Trend Four: Assurance
If there’s one word we often hear on repeat from our university customers, it’s this: compliance, compliance, compliance! Universities must be assured that big swaths of data aren't being downloaded or shared in violation of any copyright laws.
This is one of the reasons the Nexis Data Lab solution is so appealing; we manage all of the data within our own environment. Since the full-text data remains with Nexis and isn’t downloaded, our customers don’t have to worry about copyright infringement or data security.
Trend Five: Accommodation
Customers want the flexibility to analyze and verify their findings. We've seen real growth in our data service business, in which customers take our data fields through an API so they can perform their own analysis, look for patterns, compare our data to their data sets and interpret their findings in different ways. Data scientists can expect to see more and more analytical features introduced in the coming years.

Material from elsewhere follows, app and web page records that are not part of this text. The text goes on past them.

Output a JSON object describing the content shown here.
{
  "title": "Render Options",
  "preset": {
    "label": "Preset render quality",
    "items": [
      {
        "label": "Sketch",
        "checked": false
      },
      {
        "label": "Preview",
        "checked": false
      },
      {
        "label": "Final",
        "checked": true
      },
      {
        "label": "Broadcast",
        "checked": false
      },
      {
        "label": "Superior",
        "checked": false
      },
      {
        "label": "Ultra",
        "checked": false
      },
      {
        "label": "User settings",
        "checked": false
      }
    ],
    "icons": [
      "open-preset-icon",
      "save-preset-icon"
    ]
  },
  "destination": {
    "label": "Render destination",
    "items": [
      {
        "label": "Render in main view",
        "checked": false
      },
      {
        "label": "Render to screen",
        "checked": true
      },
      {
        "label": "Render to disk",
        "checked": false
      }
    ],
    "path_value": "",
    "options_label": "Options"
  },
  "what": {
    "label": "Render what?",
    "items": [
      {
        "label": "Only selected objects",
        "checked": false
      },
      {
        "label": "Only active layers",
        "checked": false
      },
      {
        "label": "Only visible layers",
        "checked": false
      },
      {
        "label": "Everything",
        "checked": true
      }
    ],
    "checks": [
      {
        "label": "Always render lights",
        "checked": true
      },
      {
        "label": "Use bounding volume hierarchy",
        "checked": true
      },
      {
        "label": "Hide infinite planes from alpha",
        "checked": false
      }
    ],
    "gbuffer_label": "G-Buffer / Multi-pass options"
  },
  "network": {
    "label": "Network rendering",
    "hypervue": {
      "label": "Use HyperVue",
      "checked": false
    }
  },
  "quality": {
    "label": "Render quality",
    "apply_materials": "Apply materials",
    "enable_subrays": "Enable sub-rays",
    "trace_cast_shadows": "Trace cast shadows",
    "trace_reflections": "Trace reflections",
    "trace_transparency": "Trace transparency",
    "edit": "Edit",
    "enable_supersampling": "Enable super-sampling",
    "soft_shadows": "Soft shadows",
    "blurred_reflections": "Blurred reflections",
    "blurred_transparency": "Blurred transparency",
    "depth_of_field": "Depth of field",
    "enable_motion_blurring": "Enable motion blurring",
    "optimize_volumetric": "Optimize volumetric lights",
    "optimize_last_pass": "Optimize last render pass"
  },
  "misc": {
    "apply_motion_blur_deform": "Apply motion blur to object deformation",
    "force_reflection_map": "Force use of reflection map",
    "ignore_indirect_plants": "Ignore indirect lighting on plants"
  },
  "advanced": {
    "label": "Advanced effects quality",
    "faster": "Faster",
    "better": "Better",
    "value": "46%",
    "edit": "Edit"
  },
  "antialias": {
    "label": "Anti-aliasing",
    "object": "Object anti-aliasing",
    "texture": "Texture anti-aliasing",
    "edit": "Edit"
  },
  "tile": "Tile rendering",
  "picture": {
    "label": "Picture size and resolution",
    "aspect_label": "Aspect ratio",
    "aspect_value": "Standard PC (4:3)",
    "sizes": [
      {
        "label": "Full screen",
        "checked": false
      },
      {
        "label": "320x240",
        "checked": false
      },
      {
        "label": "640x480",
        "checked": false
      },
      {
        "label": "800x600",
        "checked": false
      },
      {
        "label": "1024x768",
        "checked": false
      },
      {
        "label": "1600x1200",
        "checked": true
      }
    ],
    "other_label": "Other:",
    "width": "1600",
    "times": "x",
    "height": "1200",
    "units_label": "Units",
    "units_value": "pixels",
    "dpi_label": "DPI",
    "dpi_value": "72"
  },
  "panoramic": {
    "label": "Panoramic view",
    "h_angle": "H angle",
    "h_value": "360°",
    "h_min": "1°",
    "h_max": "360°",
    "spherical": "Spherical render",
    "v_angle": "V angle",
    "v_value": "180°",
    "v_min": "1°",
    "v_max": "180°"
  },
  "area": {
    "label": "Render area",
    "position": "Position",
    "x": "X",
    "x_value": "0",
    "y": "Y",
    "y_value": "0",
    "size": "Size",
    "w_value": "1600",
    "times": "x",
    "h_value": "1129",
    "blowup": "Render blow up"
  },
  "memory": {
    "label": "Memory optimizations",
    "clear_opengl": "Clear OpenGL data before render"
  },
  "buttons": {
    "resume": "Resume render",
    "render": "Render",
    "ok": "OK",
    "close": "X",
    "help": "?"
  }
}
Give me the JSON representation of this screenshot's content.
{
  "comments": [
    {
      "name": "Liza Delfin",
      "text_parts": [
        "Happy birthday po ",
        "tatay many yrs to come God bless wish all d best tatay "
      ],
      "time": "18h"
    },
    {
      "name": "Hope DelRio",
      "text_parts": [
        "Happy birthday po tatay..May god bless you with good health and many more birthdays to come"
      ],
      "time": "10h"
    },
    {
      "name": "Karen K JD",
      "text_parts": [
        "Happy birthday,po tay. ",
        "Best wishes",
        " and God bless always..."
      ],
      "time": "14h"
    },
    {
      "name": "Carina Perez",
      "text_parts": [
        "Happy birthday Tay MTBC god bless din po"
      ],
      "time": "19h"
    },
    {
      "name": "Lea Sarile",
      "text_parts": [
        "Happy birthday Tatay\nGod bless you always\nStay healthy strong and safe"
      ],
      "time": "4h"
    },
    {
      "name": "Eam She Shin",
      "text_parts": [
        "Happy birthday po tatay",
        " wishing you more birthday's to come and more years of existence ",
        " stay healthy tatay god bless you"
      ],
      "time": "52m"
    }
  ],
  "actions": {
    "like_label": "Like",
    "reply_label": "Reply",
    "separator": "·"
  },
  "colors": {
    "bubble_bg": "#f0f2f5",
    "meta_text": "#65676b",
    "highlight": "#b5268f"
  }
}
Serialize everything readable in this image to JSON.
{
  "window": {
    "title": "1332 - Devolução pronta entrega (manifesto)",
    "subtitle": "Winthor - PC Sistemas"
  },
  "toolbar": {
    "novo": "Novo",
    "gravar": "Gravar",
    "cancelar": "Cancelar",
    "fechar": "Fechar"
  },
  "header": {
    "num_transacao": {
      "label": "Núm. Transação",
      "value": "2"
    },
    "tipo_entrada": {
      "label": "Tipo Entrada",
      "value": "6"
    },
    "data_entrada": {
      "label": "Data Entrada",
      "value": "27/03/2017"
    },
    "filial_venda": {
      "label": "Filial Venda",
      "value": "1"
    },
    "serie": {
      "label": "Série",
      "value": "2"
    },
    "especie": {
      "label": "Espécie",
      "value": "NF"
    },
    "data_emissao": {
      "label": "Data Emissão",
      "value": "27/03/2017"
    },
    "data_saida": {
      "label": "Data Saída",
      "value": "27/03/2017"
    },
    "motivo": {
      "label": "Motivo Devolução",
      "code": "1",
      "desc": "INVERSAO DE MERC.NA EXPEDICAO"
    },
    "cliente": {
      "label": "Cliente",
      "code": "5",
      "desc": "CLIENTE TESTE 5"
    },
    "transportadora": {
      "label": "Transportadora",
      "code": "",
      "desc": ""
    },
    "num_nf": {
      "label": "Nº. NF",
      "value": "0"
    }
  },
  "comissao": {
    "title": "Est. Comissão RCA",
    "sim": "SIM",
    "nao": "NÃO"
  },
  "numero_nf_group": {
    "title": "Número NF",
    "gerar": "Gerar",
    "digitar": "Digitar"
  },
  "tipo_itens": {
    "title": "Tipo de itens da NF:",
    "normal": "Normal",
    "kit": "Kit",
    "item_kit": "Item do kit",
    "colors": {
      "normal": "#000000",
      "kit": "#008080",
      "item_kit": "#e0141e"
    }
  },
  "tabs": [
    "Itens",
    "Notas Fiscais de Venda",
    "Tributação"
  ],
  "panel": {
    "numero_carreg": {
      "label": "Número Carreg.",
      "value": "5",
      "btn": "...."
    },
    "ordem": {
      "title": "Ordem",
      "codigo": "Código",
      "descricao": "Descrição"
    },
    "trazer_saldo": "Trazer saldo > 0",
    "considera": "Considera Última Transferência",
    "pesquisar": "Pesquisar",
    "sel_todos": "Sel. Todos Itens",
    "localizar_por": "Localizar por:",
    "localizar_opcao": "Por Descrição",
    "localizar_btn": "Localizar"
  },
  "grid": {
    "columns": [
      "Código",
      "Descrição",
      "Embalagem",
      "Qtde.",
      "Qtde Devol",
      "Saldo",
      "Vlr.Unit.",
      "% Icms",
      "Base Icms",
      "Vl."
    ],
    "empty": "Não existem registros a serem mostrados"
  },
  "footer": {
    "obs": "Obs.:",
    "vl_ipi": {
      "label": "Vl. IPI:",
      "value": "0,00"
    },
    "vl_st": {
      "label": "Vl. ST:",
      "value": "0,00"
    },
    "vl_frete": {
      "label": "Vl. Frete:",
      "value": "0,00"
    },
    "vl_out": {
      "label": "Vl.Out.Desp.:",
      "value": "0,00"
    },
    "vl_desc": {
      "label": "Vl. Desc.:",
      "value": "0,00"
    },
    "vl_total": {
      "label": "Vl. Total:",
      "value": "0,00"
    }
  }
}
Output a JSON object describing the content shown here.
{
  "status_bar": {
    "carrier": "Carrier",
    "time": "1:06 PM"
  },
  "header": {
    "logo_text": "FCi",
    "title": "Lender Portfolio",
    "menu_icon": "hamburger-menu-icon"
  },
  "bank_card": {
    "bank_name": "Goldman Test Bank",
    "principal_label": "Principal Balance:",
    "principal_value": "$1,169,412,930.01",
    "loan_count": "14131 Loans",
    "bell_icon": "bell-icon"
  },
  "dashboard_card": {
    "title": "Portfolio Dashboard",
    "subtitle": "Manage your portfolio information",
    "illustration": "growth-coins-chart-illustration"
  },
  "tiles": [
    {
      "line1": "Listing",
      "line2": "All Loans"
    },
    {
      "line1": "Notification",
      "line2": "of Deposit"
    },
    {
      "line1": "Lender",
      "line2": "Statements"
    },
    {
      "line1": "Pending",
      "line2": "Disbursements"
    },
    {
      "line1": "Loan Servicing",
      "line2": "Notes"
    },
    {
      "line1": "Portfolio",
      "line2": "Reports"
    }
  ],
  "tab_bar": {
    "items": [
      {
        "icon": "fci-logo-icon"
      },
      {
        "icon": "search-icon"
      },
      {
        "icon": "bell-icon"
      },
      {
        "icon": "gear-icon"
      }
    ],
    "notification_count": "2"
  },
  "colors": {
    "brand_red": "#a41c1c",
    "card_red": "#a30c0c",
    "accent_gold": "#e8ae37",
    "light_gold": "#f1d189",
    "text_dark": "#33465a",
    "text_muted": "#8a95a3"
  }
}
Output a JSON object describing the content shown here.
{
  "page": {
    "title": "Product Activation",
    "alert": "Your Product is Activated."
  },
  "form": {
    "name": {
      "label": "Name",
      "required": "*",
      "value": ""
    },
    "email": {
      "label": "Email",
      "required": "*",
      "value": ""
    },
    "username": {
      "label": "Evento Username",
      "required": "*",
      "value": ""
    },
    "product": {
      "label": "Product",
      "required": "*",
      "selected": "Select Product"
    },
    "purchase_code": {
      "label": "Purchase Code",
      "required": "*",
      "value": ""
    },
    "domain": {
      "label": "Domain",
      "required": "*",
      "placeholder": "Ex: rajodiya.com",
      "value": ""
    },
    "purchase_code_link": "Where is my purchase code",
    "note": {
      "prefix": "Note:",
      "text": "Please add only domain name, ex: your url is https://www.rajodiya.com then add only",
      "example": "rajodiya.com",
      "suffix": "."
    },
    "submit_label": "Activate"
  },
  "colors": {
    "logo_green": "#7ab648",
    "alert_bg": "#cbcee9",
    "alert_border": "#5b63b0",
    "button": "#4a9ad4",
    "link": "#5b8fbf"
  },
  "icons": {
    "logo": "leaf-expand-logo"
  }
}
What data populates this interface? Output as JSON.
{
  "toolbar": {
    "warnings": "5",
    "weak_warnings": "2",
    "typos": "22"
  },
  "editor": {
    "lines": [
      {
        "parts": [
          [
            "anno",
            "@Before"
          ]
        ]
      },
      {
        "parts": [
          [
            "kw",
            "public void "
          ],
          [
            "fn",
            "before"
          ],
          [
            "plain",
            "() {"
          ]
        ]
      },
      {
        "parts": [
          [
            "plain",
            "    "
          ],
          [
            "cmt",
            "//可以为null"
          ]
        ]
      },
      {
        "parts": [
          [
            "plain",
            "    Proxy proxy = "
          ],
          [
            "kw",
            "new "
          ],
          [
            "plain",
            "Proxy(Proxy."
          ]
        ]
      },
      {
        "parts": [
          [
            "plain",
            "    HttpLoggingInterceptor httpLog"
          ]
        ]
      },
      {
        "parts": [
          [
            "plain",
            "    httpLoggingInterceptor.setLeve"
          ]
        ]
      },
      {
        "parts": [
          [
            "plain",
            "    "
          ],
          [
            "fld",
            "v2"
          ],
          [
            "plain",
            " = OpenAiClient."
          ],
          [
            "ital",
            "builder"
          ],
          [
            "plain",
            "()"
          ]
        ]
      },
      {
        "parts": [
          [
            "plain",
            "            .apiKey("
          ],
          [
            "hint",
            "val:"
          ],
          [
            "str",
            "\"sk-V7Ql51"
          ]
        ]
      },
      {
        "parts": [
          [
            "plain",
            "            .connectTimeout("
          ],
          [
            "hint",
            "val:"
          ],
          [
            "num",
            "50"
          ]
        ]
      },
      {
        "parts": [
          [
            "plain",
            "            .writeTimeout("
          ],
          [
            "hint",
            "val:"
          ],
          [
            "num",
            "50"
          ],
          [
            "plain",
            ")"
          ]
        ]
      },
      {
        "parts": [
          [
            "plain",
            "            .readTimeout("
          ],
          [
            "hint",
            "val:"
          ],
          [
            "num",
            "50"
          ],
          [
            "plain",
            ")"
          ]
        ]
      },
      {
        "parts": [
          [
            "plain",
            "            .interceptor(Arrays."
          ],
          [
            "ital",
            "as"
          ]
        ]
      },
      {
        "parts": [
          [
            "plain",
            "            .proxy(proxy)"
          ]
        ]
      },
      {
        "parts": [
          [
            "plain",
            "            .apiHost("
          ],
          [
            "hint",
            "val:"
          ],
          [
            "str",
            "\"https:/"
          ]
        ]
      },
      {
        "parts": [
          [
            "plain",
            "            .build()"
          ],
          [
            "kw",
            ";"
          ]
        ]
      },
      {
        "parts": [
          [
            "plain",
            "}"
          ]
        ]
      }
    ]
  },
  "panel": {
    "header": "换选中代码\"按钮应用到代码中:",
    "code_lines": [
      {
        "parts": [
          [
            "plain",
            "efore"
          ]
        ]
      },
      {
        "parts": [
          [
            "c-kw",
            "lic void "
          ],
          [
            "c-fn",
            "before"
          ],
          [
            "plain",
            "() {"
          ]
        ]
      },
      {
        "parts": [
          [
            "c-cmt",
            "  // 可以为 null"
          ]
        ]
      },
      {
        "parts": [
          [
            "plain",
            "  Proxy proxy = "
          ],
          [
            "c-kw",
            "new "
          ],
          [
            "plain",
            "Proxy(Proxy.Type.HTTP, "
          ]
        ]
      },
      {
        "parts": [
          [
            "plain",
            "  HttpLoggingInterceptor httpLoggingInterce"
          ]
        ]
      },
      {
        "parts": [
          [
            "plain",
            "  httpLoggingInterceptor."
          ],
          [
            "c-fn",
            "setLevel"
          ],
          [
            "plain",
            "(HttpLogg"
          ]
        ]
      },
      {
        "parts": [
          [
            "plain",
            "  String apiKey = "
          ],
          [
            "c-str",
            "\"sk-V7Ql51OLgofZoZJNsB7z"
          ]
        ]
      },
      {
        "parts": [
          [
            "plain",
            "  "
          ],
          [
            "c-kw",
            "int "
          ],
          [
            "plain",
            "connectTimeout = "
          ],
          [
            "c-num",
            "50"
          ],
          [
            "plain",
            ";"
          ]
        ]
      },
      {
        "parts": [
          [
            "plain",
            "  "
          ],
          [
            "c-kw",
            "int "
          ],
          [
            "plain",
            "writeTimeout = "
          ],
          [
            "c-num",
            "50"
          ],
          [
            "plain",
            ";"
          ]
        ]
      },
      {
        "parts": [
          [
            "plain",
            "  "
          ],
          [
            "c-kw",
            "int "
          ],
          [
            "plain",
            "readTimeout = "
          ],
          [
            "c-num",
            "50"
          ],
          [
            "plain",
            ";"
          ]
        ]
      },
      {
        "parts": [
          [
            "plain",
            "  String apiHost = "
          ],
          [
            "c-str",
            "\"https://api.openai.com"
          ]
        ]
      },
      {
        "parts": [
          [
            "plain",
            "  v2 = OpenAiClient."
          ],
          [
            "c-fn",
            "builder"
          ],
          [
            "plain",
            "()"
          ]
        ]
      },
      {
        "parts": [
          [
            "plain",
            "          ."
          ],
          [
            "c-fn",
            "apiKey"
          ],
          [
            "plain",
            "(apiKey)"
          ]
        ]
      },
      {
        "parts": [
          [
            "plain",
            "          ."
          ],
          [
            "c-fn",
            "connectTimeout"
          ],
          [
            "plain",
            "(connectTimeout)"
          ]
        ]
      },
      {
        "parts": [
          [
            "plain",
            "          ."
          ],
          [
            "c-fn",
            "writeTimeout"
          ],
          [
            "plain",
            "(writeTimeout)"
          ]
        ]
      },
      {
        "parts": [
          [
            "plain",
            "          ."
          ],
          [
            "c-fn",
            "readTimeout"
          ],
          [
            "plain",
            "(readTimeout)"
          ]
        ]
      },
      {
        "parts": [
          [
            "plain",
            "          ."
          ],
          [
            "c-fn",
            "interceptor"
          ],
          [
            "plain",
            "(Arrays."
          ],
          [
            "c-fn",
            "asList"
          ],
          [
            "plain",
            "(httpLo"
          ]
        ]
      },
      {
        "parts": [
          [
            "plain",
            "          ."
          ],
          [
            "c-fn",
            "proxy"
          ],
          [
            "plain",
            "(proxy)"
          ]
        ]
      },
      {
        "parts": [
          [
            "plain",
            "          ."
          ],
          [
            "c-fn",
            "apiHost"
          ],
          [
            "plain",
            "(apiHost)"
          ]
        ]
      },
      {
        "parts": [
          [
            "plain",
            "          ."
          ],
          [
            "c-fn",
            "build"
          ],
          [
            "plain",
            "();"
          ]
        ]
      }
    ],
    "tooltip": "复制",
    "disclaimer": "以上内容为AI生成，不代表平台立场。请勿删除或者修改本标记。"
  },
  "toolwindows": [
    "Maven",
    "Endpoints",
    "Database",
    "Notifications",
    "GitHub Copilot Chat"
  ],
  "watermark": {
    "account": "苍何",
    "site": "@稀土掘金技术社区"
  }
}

This is especially important when it comes to reproduction. Often, students need to share their results with faculty, while faculty need to share theirs with peer reviewers at academic journals. Research reproduction is no problem with Nexis Data Lab: users simply export their analysis, notebook code and document manifest to their laptop and they—or someone else—can resume, replicate and reproduce the exact findings—again, without the need for new investment in additional infrastructure.
Trend Six: Authority
Data science and big data analysis require access to unbiased, unfiltered results—not the kind you get from Google. This is where metadata comes in; it allows users to filter out inaccurate results and biased “noise” before they even get to the results, so they don’t spend valuable time searching for a needle in a haystack.
Through LexisNexis® SmartIndexing Technology™, all Nexis content is enriched with helpful metadata. Users can build searches using index terms—such as subjects, industries, companies, organizations, people and places—to pinpoint relevant results efficiently and accurately, without false hits. This includes article sentiment, so often a critical element in news-based research, which other solutions and the open web do not offer.